(PRWEB) August 11, 2005
Should New Age novels be treated as serious works of literature? ÂThe Weight Of Light,Â a spiritual and literary novel by English author Andrew Staniland, raises this question again.
ÂNew AgeÂ is possibly misleading. The catch-all phrase is ÂMind, Body, Spirit.Â And in the online bookstores, the sub-category in Fiction is ÂVisionary & MetaphysicalÂ. However we label them, though, even the most successful spiritual novels, such as Paulo CoelhoÂs ÂThe AlchemistÂ or James RedfieldÂs ÂThe Celestine Prophecy,Â are not regarded as serious literary fiction.
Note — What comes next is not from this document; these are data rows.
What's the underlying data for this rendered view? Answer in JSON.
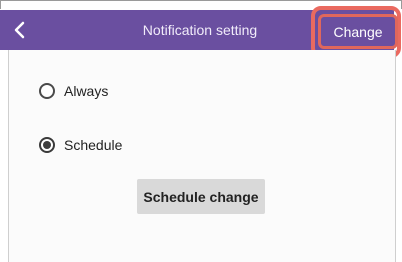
{
  "header": {
    "title": "Notification setting",
    "back_icon": "chevron-left-icon",
    "change_label": "Change",
    "bar_color": "#6a4fa0",
    "highlight_color": "#e0675c"
  },
  "options": {
    "always_label": "Always",
    "always_checked": false,
    "schedule_label": "Schedule",
    "schedule_checked": true
  },
  "schedule_change_label": "Schedule change"
}
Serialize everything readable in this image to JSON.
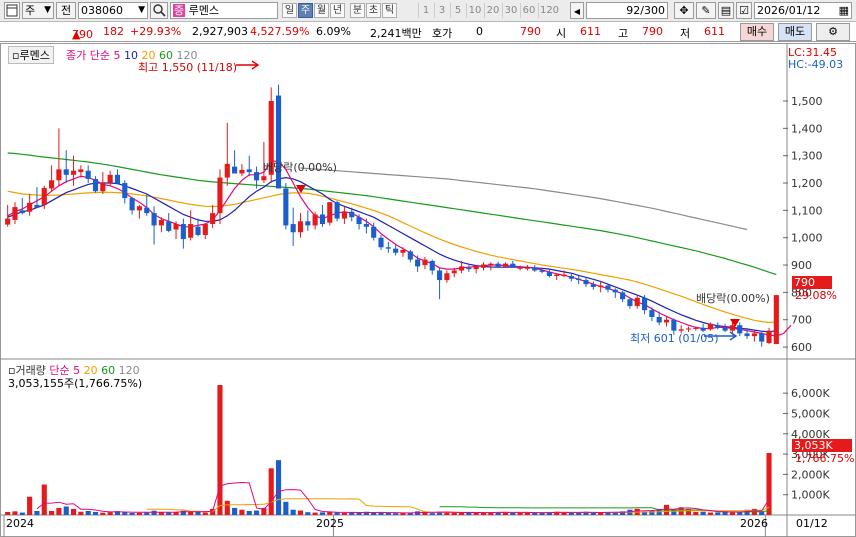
{
  "toolbar": {
    "market": "주",
    "period_prev": "전",
    "code": "038060",
    "name": "루멘스",
    "name_tag": "증",
    "intervals": [
      "일",
      "주",
      "월",
      "년",
      "분",
      "초",
      "틱"
    ],
    "numbers": [
      "1",
      "3",
      "5",
      "10",
      "20",
      "30",
      "60",
      "120"
    ],
    "count": "92",
    "count_total": "/300",
    "date": "2026/01/12"
  },
  "price": {
    "current": "790",
    "arrow": "▲",
    "change": "182",
    "pct": "+29.93%",
    "volume": "2,927,903",
    "vol_pct": "4,527.59%",
    "turnover": "6.09%",
    "amount": "2,241백만",
    "bid_label": "호가",
    "bid_value": "0",
    "ask_value": "790",
    "open_label": "시",
    "open": "611",
    "high_label": "고",
    "high": "790",
    "low_label": "저",
    "low": "611",
    "buy": "매수",
    "sell": "매도"
  },
  "panel1": {
    "name": "루멘스",
    "ma_label": "종가 단순",
    "ma": [
      "5",
      "10",
      "20",
      "60",
      "120"
    ],
    "lc": "LC:31.45",
    "hc": "HC:-49.03",
    "high_mark": "최고 1,550 (11/18)",
    "low_mark": "최저 601 (01/05)",
    "div1": "배당락(0.00%)",
    "div2": "배당락(0.00%)",
    "price_tag": "790",
    "pct_tag": "29.08%"
  },
  "panel2": {
    "name": "거래량",
    "ma_label": "단순",
    "ma": [
      "5",
      "20",
      "60",
      "120"
    ],
    "current": "3,053,155주(1,766.75%)",
    "vol_tag": "3,053K",
    "pct_tag": "1,766.75%"
  },
  "x_axis": [
    "2024",
    "2025",
    "2026",
    "01/12"
  ],
  "colors": {
    "up": "#e51b1b",
    "down": "#1a5fcc",
    "ma5": "#e3067f",
    "ma10": "#1f1fb0",
    "ma20": "#f0a000",
    "ma60": "#1a9a1a",
    "ma120": "#8a8a8a"
  },
  "chart_data": [
    {
      "type": "candlestick",
      "y_axis": [
        "1,500",
        "1,400",
        "1,300",
        "1,200",
        "1,100",
        "1,000",
        "900",
        "800",
        "700",
        "600"
      ],
      "ylim": [
        560,
        1650
      ],
      "candles": [
        [
          1048,
          1120,
          1040,
          1070
        ],
        [
          1065,
          1130,
          1050,
          1112
        ],
        [
          1100,
          1145,
          1085,
          1090
        ],
        [
          1095,
          1160,
          1080,
          1128
        ],
        [
          1120,
          1185,
          1110,
          1110
        ],
        [
          1120,
          1190,
          1105,
          1182
        ],
        [
          1180,
          1265,
          1170,
          1210
        ],
        [
          1210,
          1400,
          1190,
          1250
        ],
        [
          1250,
          1320,
          1200,
          1230
        ],
        [
          1230,
          1300,
          1190,
          1245
        ],
        [
          1240,
          1265,
          1220,
          1250
        ],
        [
          1245,
          1265,
          1200,
          1215
        ],
        [
          1215,
          1225,
          1165,
          1170
        ],
        [
          1170,
          1240,
          1160,
          1200
        ],
        [
          1200,
          1245,
          1190,
          1230
        ],
        [
          1230,
          1250,
          1195,
          1198
        ],
        [
          1200,
          1210,
          1125,
          1145
        ],
        [
          1145,
          1150,
          1085,
          1100
        ],
        [
          1100,
          1120,
          1070,
          1115
        ],
        [
          1110,
          1160,
          1080,
          1090
        ],
        [
          1090,
          1115,
          975,
          1045
        ],
        [
          1045,
          1075,
          1020,
          1065
        ],
        [
          1060,
          1090,
          1020,
          1025
        ],
        [
          1030,
          1060,
          995,
          1050
        ],
        [
          1050,
          1070,
          960,
          995
        ],
        [
          1000,
          1100,
          990,
          1050
        ],
        [
          1040,
          1070,
          1005,
          1010
        ],
        [
          1010,
          1040,
          995,
          1050
        ],
        [
          1050,
          1120,
          1035,
          1090
        ],
        [
          1090,
          1250,
          1050,
          1220
        ],
        [
          1220,
          1420,
          1190,
          1270
        ],
        [
          1260,
          1320,
          1240,
          1235
        ],
        [
          1235,
          1270,
          1225,
          1248
        ],
        [
          1250,
          1300,
          1225,
          1240
        ],
        [
          1240,
          1260,
          1180,
          1210
        ],
        [
          1210,
          1350,
          1200,
          1225
        ],
        [
          1230,
          1550,
          1200,
          1500
        ],
        [
          1520,
          1560,
          1200,
          1180
        ],
        [
          1180,
          1200,
          1030,
          1045
        ],
        [
          1050,
          1110,
          970,
          1020
        ],
        [
          1020,
          1090,
          1000,
          1060
        ],
        [
          1060,
          1100,
          1025,
          1045
        ],
        [
          1045,
          1095,
          1030,
          1085
        ],
        [
          1085,
          1120,
          1040,
          1050
        ],
        [
          1055,
          1115,
          1045,
          1130
        ],
        [
          1130,
          1135,
          1060,
          1070
        ],
        [
          1070,
          1115,
          1050,
          1095
        ],
        [
          1095,
          1110,
          1060,
          1075
        ],
        [
          1075,
          1085,
          1030,
          1050
        ],
        [
          1050,
          1070,
          1015,
          1040
        ],
        [
          1040,
          1055,
          990,
          1000
        ],
        [
          1000,
          1010,
          955,
          965
        ],
        [
          965,
          985,
          945,
          960
        ],
        [
          960,
          975,
          935,
          945
        ],
        [
          945,
          965,
          930,
          955
        ],
        [
          950,
          955,
          910,
          920
        ],
        [
          920,
          935,
          875,
          895
        ],
        [
          900,
          930,
          885,
          920
        ],
        [
          915,
          920,
          865,
          880
        ],
        [
          880,
          890,
          775,
          845
        ],
        [
          845,
          880,
          835,
          870
        ],
        [
          870,
          890,
          855,
          880
        ],
        [
          880,
          915,
          870,
          895
        ],
        [
          890,
          900,
          875,
          885
        ],
        [
          885,
          900,
          870,
          895
        ],
        [
          890,
          910,
          880,
          902
        ],
        [
          900,
          910,
          880,
          905
        ],
        [
          905,
          912,
          895,
          895
        ],
        [
          895,
          910,
          890,
          905
        ],
        [
          905,
          915,
          900,
          890
        ],
        [
          890,
          898,
          880,
          890
        ],
        [
          890,
          900,
          880,
          890
        ],
        [
          890,
          900,
          875,
          880
        ],
        [
          880,
          890,
          870,
          875
        ],
        [
          875,
          885,
          855,
          860
        ],
        [
          860,
          870,
          845,
          865
        ],
        [
          860,
          880,
          855,
          865
        ],
        [
          860,
          870,
          840,
          850
        ],
        [
          850,
          860,
          830,
          845
        ],
        [
          845,
          855,
          820,
          830
        ],
        [
          830,
          840,
          810,
          820
        ],
        [
          820,
          840,
          800,
          825
        ],
        [
          825,
          830,
          800,
          810
        ],
        [
          810,
          815,
          780,
          800
        ],
        [
          800,
          805,
          765,
          775
        ],
        [
          775,
          780,
          740,
          750
        ],
        [
          750,
          790,
          740,
          780
        ],
        [
          780,
          790,
          720,
          735
        ],
        [
          735,
          745,
          695,
          710
        ],
        [
          710,
          730,
          680,
          690
        ],
        [
          690,
          715,
          675,
          700
        ],
        [
          700,
          705,
          645,
          660
        ],
        [
          660,
          680,
          650,
          665
        ],
        [
          665,
          675,
          655,
          668
        ],
        [
          668,
          675,
          660,
          670
        ],
        [
          670,
          685,
          655,
          660
        ],
        [
          665,
          690,
          660,
          685
        ],
        [
          680,
          690,
          665,
          670
        ],
        [
          670,
          685,
          655,
          660
        ],
        [
          660,
          700,
          645,
          680
        ],
        [
          680,
          690,
          640,
          650
        ],
        [
          650,
          670,
          630,
          640
        ],
        [
          640,
          660,
          620,
          650
        ],
        [
          650,
          660,
          601,
          620
        ],
        [
          615,
          670,
          611,
          660
        ],
        [
          611,
          790,
          611,
          790
        ]
      ],
      "ma5": [
        1080,
        1095,
        1105,
        1120,
        1135,
        1150,
        1170,
        1190,
        1205,
        1215,
        1225,
        1220,
        1210,
        1195,
        1190,
        1180,
        1165,
        1145,
        1130,
        1110,
        1085,
        1070,
        1060,
        1050,
        1040,
        1040,
        1045,
        1050,
        1065,
        1100,
        1140,
        1180,
        1210,
        1230,
        1230,
        1240,
        1280,
        1280,
        1250,
        1200,
        1150,
        1110,
        1080,
        1070,
        1080,
        1090,
        1095,
        1090,
        1075,
        1060,
        1040,
        1015,
        995,
        975,
        960,
        945,
        925,
        915,
        905,
        890,
        885,
        885,
        890,
        892,
        895,
        898,
        900,
        900,
        898,
        896,
        894,
        892,
        888,
        882,
        875,
        868,
        862,
        856,
        848,
        840,
        830,
        822,
        815,
        805,
        795,
        780,
        765,
        755,
        740,
        725,
        712,
        700,
        690,
        680,
        672,
        668,
        668,
        672,
        672,
        668,
        665,
        660,
        655,
        650,
        645,
        640,
        650,
        680
      ],
      "ma10": [
        1075,
        1085,
        1095,
        1100,
        1110,
        1120,
        1135,
        1150,
        1165,
        1175,
        1185,
        1195,
        1200,
        1200,
        1200,
        1198,
        1190,
        1180,
        1170,
        1160,
        1145,
        1130,
        1115,
        1100,
        1085,
        1075,
        1065,
        1060,
        1060,
        1065,
        1080,
        1100,
        1125,
        1150,
        1170,
        1185,
        1205,
        1215,
        1220,
        1215,
        1205,
        1190,
        1175,
        1160,
        1140,
        1125,
        1115,
        1105,
        1095,
        1085,
        1075,
        1060,
        1045,
        1030,
        1015,
        1000,
        985,
        970,
        955,
        940,
        928,
        918,
        910,
        903,
        898,
        895,
        893,
        892,
        892,
        892,
        892,
        891,
        890,
        888,
        885,
        880,
        875,
        870,
        862,
        855,
        848,
        840,
        830,
        820,
        810,
        800,
        790,
        780,
        768,
        755,
        742,
        730,
        718,
        708,
        698,
        690,
        683,
        678,
        675,
        672,
        669,
        666,
        662,
        658,
        656,
        660
      ],
      "ma20": [
        1170,
        1165,
        1160,
        1158,
        1156,
        1155,
        1155,
        1156,
        1158,
        1160,
        1162,
        1164,
        1165,
        1166,
        1166,
        1165,
        1163,
        1160,
        1157,
        1153,
        1148,
        1143,
        1138,
        1132,
        1127,
        1122,
        1118,
        1115,
        1114,
        1115,
        1118,
        1122,
        1128,
        1134,
        1140,
        1146,
        1152,
        1158,
        1162,
        1164,
        1164,
        1162,
        1158,
        1152,
        1145,
        1138,
        1131,
        1124,
        1116,
        1108,
        1100,
        1090,
        1080,
        1068,
        1055,
        1043,
        1030,
        1018,
        1006,
        995,
        985,
        975,
        966,
        958,
        950,
        943,
        936,
        930,
        925,
        920,
        915,
        910,
        905,
        900,
        896,
        892,
        888,
        884,
        880,
        875,
        870,
        865,
        860,
        855,
        850,
        845,
        838,
        830,
        822,
        813,
        804,
        795,
        786,
        776,
        766,
        756,
        746,
        737,
        728,
        720,
        712,
        705,
        698,
        693,
        690,
        692
      ],
      "ma60": [
        1310,
        1308,
        1305,
        1302,
        1298,
        1295,
        1292,
        1289,
        1286,
        1283,
        1280,
        1277,
        1273,
        1269,
        1265,
        1260,
        1255,
        1250,
        1245,
        1240,
        1235,
        1230,
        1226,
        1222,
        1218,
        1214,
        1210,
        1207,
        1204,
        1202,
        1200,
        1198,
        1196,
        1194,
        1192,
        1190,
        1188,
        1186,
        1184,
        1182,
        1180,
        1178,
        1175,
        1172,
        1169,
        1166,
        1163,
        1160,
        1157,
        1154,
        1150,
        1146,
        1142,
        1138,
        1134,
        1130,
        1126,
        1122,
        1118,
        1114,
        1110,
        1106,
        1102,
        1098,
        1094,
        1090,
        1086,
        1082,
        1078,
        1074,
        1070,
        1066,
        1062,
        1058,
        1054,
        1050,
        1046,
        1042,
        1038,
        1034,
        1030,
        1026,
        1021,
        1016,
        1011,
        1006,
        1000,
        994,
        988,
        982,
        976,
        970,
        964,
        958,
        952,
        945,
        938,
        931,
        924,
        916,
        908,
        900,
        892,
        883,
        874,
        865
      ],
      "ma120": [
        null,
        null,
        null,
        null,
        null,
        null,
        null,
        null,
        null,
        null,
        null,
        null,
        null,
        null,
        null,
        null,
        null,
        null,
        null,
        null,
        null,
        null,
        null,
        null,
        null,
        null,
        null,
        null,
        null,
        null,
        null,
        null,
        null,
        null,
        null,
        null,
        null,
        null,
        null,
        null,
        1255,
        1253,
        1251,
        1249,
        1247,
        1245,
        1243,
        1241,
        1239,
        1237,
        1235,
        1233,
        1231,
        1229,
        1227,
        1225,
        1223,
        1221,
        1219,
        1217,
        1215,
        1212,
        1209,
        1206,
        1203,
        1200,
        1197,
        1194,
        1191,
        1188,
        1185,
        1182,
        1179,
        1175,
        1171,
        1167,
        1163,
        1159,
        1155,
        1151,
        1147,
        1143,
        1138,
        1133,
        1128,
        1123,
        1118,
        1113,
        1108,
        1102,
        1096,
        1090,
        1084,
        1078,
        1072,
        1066,
        1060,
        1054,
        1048,
        1042,
        1036,
        1030
      ]
    },
    {
      "type": "bar",
      "y_axis": [
        "6,000K",
        "5,000K",
        "4,000K",
        "3,000K",
        "2,000K",
        "1,000K"
      ],
      "ylim": [
        0,
        6500
      ],
      "volumes": [
        150,
        180,
        120,
        900,
        200,
        1500,
        200,
        350,
        420,
        300,
        160,
        200,
        150,
        110,
        140,
        190,
        140,
        100,
        110,
        120,
        210,
        130,
        120,
        140,
        210,
        180,
        150,
        120,
        300,
        6400,
        700,
        350,
        260,
        200,
        220,
        350,
        2300,
        2700,
        650,
        260,
        220,
        140,
        120,
        130,
        160,
        120,
        100,
        130,
        110,
        160,
        120,
        110,
        100,
        90,
        100,
        120,
        180,
        160,
        90,
        160,
        140,
        120,
        110,
        100,
        140,
        110,
        130,
        150,
        130,
        120,
        110,
        130,
        110,
        100,
        140,
        160,
        120,
        110,
        110,
        160,
        130,
        100,
        150,
        120,
        180,
        260,
        300,
        180,
        200,
        300,
        500,
        260,
        380,
        300,
        150,
        160,
        120,
        130,
        200,
        120,
        150,
        260,
        300,
        160,
        3053
      ]
    }
  ]
}
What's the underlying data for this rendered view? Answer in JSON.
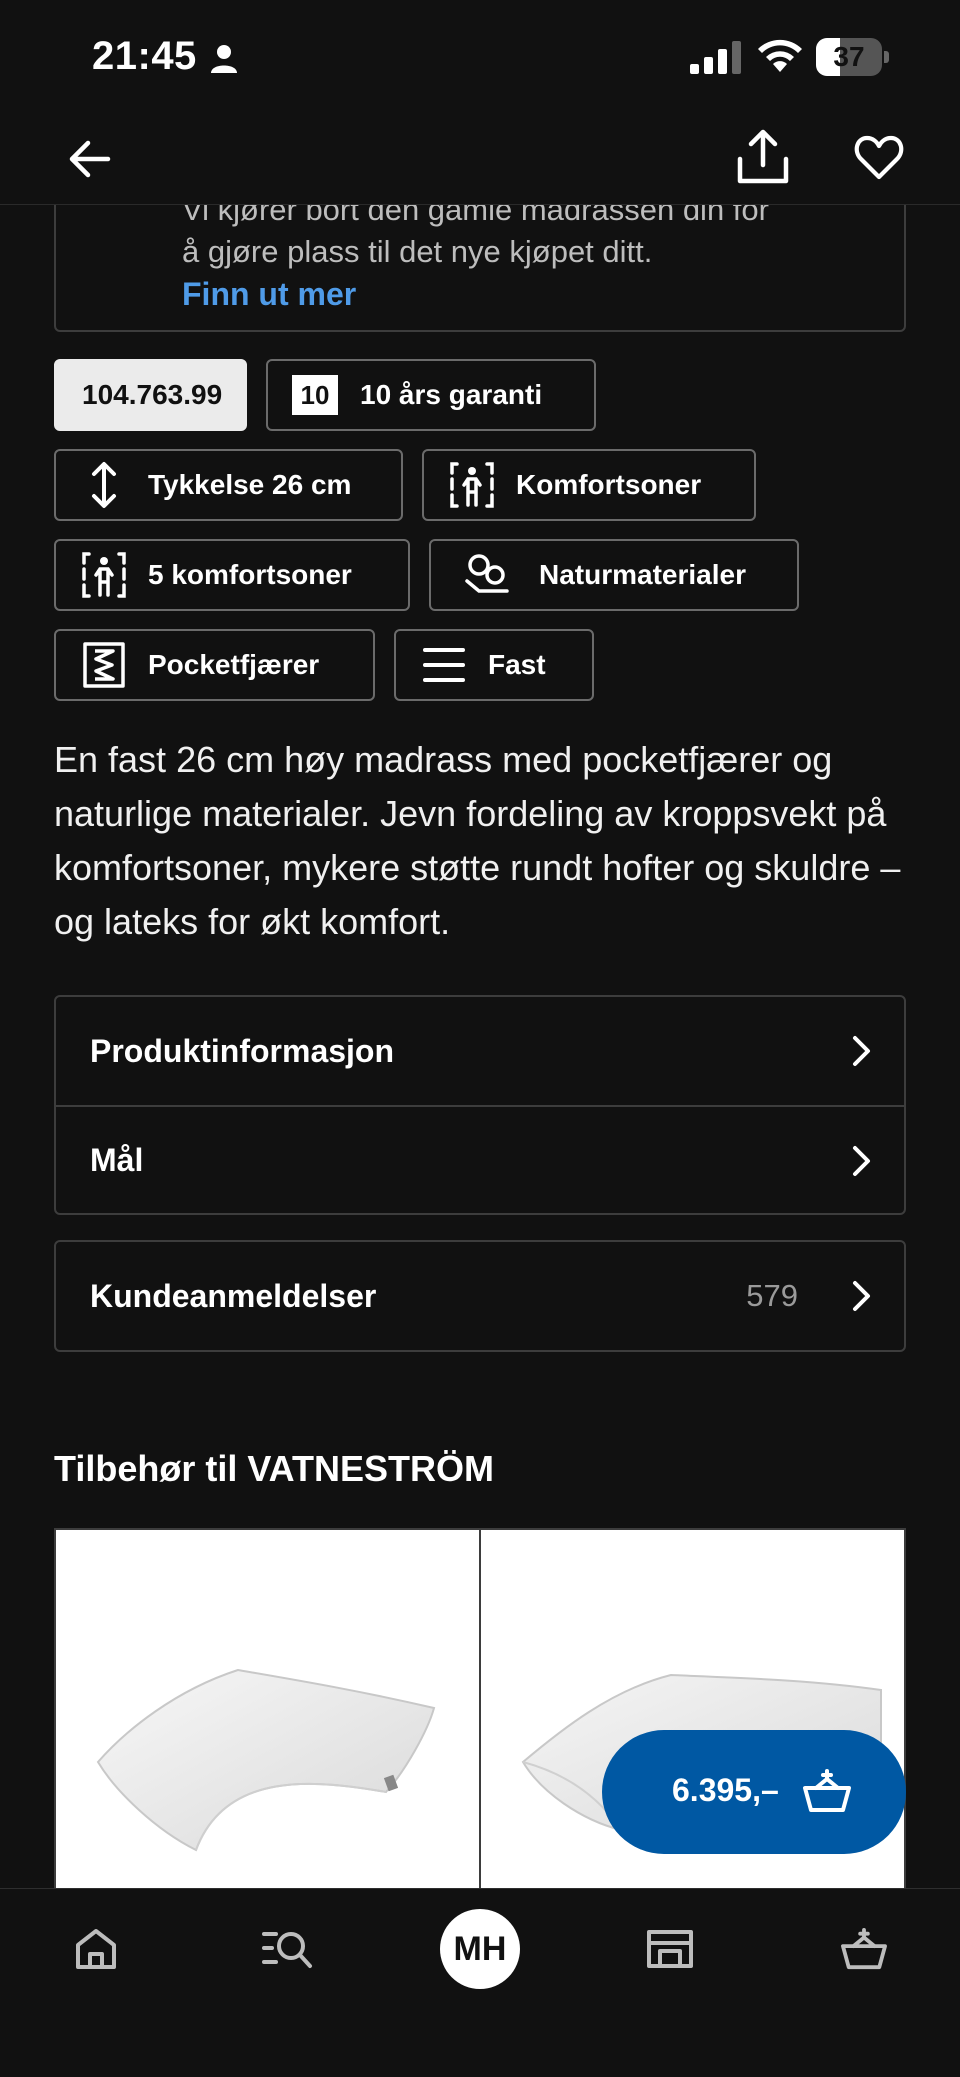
{
  "status_bar": {
    "time": "21:45",
    "battery_level": "37",
    "battery_fraction": 0.37
  },
  "nav": {
    "back_icon": "arrow-left-icon",
    "share_icon": "share-icon",
    "favorite_icon": "heart-icon"
  },
  "service": {
    "line1": "Vi kjører bort den gamle madrassen din for",
    "line2": "å gjøre plass til det nye kjøpet ditt.",
    "link": "Finn ut mer"
  },
  "chips": {
    "article_number": "104.763.99",
    "warranty_badge": "10",
    "warranty": "10 års garanti",
    "thickness": "Tykkelse 26 cm",
    "comfort_zones": "Komfortsoner",
    "five_zones": "5 komfortsoner",
    "natural": "Naturmaterialer",
    "pocket": "Pocketfjærer",
    "firmness": "Fast"
  },
  "description": "En fast 26 cm høy madrass med pocketfjærer og naturlige materialer. Jevn fordeling av kroppsvekt på komfortsoner, mykere støtte rundt hofter og skuldre – og lateks for økt komfort.",
  "accordion": {
    "product_info": "Produktinformasjon",
    "dimensions": "Mål",
    "reviews": "Kundeanmeldelser",
    "reviews_count": "579"
  },
  "accessories": {
    "title": "Tilbehør til VATNESTRÖM"
  },
  "cart": {
    "price": "6.395,–"
  },
  "tabbar": {
    "home_icon": "home-icon",
    "search_icon": "search-list-icon",
    "avatar_initials": "MH",
    "store_icon": "store-icon",
    "basket_icon": "basket-icon"
  },
  "colors": {
    "background": "#111111",
    "link": "#4f9be8",
    "cart_button": "#0058a3"
  }
}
Their writing style is genre fiction. Their message is more important than their medium.
ÂThe Weight Of LightÂ describes the spiritual practice and spiritual experiences of Delphine, a Frenchwoman living in London. Its style is highly literary, almost a prose-poem. As the author says, ÂI have been writing for over 20 years and I write a lot of poetry, so the language is very important to me. Also, IÂm not a teacher. My book isnÂt promoting a particular teaching. ItÂs simply an honest description of a contemporary spiritual life.Â
In fact, there is a great tradition of spiritual fiction in Western literature. Whether we think of Hermann HesseÂs ÂSiddhartha,Â BlakeÂs prophetic books, the Romantic poetry of Shelley and Yeats, GoetheÂs ÂFaustÂ or DanteÂs ÂDivine Comedy,Â no one would confine them to a non-serious sub-category. The question is which contemporary writers will join them?
ÂThe Weight Of LightÂ is available at online and other bookstores.
The authorÂs website is http://www.andrewstaniland.co.uk.